**The records**
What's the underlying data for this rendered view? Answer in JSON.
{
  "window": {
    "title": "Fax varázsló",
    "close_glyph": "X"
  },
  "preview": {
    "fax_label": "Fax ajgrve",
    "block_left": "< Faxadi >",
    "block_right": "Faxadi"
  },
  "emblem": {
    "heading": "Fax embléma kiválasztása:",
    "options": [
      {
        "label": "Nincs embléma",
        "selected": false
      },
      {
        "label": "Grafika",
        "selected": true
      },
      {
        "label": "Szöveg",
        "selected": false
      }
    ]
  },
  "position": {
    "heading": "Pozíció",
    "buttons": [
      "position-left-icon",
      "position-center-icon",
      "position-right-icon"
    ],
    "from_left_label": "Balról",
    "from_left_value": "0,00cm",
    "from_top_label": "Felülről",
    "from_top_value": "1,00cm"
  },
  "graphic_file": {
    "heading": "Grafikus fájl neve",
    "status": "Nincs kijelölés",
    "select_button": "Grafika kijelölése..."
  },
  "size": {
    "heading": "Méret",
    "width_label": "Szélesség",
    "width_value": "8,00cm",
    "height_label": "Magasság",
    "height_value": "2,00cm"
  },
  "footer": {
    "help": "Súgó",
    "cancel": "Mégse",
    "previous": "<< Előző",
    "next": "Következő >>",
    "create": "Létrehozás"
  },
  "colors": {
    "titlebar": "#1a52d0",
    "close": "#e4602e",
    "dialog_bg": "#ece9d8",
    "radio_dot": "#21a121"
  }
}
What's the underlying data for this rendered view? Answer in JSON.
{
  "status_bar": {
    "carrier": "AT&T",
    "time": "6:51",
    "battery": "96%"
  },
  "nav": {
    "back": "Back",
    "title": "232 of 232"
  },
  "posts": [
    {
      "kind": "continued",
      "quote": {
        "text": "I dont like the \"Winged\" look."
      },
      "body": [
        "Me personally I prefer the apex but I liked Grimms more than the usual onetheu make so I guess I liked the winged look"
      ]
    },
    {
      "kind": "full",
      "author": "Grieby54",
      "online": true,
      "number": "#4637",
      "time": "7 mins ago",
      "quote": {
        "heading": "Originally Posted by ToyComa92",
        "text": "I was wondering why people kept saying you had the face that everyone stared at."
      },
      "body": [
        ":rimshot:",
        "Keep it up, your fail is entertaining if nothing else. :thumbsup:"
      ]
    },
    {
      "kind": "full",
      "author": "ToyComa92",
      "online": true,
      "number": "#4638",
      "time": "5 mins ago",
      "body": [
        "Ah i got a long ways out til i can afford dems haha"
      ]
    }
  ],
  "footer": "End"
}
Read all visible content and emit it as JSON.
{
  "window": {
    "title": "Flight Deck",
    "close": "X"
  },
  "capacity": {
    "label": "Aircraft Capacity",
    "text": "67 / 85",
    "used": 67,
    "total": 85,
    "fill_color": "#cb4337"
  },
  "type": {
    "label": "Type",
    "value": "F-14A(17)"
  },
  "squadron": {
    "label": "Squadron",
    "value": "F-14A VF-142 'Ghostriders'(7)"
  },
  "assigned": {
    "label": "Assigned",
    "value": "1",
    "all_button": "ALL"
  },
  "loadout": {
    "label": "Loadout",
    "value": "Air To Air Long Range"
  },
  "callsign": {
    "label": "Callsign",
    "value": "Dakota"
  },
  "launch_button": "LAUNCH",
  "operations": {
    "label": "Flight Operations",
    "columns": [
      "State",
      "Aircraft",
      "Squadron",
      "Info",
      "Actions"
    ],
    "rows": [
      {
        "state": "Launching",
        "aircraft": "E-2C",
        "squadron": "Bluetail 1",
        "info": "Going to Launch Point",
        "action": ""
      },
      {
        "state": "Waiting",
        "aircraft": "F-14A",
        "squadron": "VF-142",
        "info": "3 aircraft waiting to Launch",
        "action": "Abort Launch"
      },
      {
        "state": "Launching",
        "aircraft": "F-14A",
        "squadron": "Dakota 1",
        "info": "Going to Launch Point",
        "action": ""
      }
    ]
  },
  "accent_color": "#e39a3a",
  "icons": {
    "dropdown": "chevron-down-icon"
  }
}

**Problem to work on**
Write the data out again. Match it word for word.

**Response to the task**
What's the underlying data for this rendered view? Answer in JSON.
{
  "window": {
    "title": "Fax varázsló",
    "close_glyph": "X"
  },
  "preview": {
    "fax_label": "Fax ajgrve",
    "block_left": "< Faxadi >",
    "block_right": "Faxadi"
  },
  "emblem": {
    "heading": "Fax embléma kiválasztása:",
    "options": [
      {
        "label": "Nincs embléma",
        "selected": false
      },
      {
        "label": "Grafika",
        "selected": true
      },
      {
        "label": "Szöveg",
        "selected": false
      }
    ]
  },
  "position": {
    "heading": "Pozíció",
    "buttons": [
      "position-left-icon",
      "position-center-icon",
      "position-right-icon"
    ],
    "from_left_label": "Balról",
    "from_left_value": "0,00cm",
    "from_top_label": "Felülről",
    "from_top_value": "1,00cm"
  },
  "graphic_file": {
    "heading": "Grafikus fájl neve",
    "status": "Nincs kijelölés",
    "select_button": "Grafika kijelölése..."
  },
  "size": {
    "heading": "Méret",
    "width_label": "Szélesség",
    "width_value": "8,00cm",
    "height_label": "Magasság",
    "height_value": "2,00cm"
  },
  "footer": {
    "help": "Súgó",
    "cancel": "Mégse",
    "previous": "<< Előző",
    "next": "Következő >>",
    "create": "Létrehozás"
  },
  "colors": {
    "titlebar": "#1a52d0",
    "close": "#e4602e",
    "dialog_bg": "#ece9d8",
    "radio_dot": "#21a121"
  }
}
What's the underlying data for this rendered view? Answer in JSON.
{
  "status_bar": {
    "carrier": "AT&T",
    "time": "6:51",
    "battery": "96%"
  },
  "nav": {
    "back": "Back",
    "title": "232 of 232"
  },
  "posts": [
    {
      "kind": "continued",
      "quote": {
        "text": "I dont like the \"Winged\" look."
      },
      "body": [
        "Me personally I prefer the apex but I liked Grimms more than the usual onetheu make so I guess I liked the winged look"
      ]
    },
    {
      "kind": "full",
      "author": "Grieby54",
      "online": true,
      "number": "#4637",
      "time": "7 mins ago",
      "quote": {
        "heading": "Originally Posted by ToyComa92",
        "text": "I was wondering why people kept saying you had the face that everyone stared at."
      },
      "body": [
        ":rimshot:",
        "Keep it up, your fail is entertaining if nothing else. :thumbsup:"
      ]
    },
    {
      "kind": "full",
      "author": "ToyComa92",
      "online": true,
      "number": "#4638",
      "time": "5 mins ago",
      "body": [
        "Ah i got a long ways out til i can afford dems haha"
      ]
    }
  ],
  "footer": "End"
}
Read all visible content and emit it as JSON.
{
  "window": {
    "title": "Flight Deck",
    "close": "X"
  },
  "capacity": {
    "label": "Aircraft Capacity",
    "text": "67 / 85",
    "used": 67,
    "total": 85,
    "fill_color": "#cb4337"
  },
  "type": {
    "label": "Type",
    "value": "F-14A(17)"
  },
  "squadron": {
    "label": "Squadron",
    "value": "F-14A VF-142 'Ghostriders'(7)"
  },
  "assigned": {
    "label": "Assigned",
    "value": "1",
    "all_button": "ALL"
  },
  "loadout": {
    "label": "Loadout",
    "value": "Air To Air Long Range"
  },
  "callsign": {
    "label": "Callsign",
    "value": "Dakota"
  },
  "launch_button": "LAUNCH",
  "operations": {
    "label": "Flight Operations",
    "columns": [
      "State",
      "Aircraft",
      "Squadron",
      "Info",
      "Actions"
    ],
    "rows": [
      {
        "state": "Launching",
        "aircraft": "E-2C",
        "squadron": "Bluetail 1",
        "info": "Going to Launch Point",
        "action": ""
      },
      {
        "state": "Waiting",
        "aircraft": "F-14A",
        "squadron": "VF-142",
        "info": "3 aircraft waiting to Launch",
        "action": "Abort Launch"
      },
      {
        "state": "Launching",
        "aircraft": "F-14A",
        "squadron": "Dakota 1",
        "info": "Going to Launch Point",
        "action": ""
      }
    ]
  },
  "accent_color": "#e39a3a",
  "icons": {
    "dropdown": "chevron-down-icon"
  }
}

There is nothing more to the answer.